- _What the task asks_:
When a line contains the string "Autumn", it counts once; give the total of such lines in the entries below and nothing else.

- _Records for processing_:
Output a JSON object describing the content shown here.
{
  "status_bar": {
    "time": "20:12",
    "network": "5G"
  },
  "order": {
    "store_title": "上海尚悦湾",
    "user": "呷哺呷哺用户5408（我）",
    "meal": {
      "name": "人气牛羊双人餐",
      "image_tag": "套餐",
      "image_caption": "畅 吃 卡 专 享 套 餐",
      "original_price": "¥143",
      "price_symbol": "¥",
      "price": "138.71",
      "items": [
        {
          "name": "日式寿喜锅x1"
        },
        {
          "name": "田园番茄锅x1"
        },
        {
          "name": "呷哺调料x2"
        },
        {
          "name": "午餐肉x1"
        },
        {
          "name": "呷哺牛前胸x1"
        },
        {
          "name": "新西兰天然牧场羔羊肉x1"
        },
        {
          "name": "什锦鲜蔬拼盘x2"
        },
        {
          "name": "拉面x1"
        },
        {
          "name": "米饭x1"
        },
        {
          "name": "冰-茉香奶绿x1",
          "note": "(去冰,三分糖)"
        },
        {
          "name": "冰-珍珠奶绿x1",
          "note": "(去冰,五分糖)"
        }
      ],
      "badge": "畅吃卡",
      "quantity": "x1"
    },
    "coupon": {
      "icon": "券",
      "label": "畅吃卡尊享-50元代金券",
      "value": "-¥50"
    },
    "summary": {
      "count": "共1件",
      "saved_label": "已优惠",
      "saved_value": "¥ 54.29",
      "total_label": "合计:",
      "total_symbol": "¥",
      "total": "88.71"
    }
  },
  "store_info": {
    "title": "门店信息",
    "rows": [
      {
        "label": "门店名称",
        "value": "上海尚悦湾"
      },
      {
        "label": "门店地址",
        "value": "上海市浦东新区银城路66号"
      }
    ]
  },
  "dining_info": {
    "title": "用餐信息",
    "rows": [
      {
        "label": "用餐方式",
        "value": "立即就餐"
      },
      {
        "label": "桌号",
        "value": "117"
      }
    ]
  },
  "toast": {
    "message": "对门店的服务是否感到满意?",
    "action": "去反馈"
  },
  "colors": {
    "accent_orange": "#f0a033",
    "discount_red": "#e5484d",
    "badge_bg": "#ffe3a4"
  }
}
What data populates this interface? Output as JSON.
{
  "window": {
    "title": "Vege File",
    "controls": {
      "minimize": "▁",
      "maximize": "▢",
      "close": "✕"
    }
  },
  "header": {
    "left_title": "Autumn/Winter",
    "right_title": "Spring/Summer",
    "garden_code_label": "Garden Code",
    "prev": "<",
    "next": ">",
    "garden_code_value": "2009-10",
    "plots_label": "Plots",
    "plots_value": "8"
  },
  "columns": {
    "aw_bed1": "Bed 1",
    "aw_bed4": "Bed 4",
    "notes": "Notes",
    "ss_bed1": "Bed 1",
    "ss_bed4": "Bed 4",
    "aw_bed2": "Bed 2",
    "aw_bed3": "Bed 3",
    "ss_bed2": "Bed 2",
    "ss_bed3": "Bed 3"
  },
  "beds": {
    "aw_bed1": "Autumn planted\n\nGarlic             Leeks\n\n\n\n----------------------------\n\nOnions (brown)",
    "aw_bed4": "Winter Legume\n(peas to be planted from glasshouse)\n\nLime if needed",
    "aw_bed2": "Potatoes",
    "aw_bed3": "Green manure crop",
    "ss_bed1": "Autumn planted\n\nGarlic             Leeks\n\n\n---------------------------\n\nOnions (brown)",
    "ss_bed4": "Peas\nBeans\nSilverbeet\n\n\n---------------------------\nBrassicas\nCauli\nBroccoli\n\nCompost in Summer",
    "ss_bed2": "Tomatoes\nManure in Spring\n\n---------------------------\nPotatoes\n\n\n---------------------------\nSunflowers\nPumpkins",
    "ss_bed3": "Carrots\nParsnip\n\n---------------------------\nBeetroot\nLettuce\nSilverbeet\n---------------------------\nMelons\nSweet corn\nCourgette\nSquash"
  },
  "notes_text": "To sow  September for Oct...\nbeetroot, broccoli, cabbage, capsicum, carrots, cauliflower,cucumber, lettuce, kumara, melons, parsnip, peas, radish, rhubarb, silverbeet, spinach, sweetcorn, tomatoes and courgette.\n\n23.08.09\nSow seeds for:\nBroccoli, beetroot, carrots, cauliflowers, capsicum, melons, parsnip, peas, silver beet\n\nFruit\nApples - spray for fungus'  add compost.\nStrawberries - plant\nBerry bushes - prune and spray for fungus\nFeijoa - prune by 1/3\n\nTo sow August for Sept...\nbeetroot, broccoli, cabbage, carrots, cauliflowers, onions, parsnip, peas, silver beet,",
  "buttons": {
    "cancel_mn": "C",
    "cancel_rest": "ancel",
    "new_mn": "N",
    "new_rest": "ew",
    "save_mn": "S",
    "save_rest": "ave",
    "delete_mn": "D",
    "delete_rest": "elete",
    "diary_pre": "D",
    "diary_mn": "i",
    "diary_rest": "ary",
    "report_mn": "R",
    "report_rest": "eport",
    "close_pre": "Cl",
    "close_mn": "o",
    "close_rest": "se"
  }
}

- _Answer below_:
3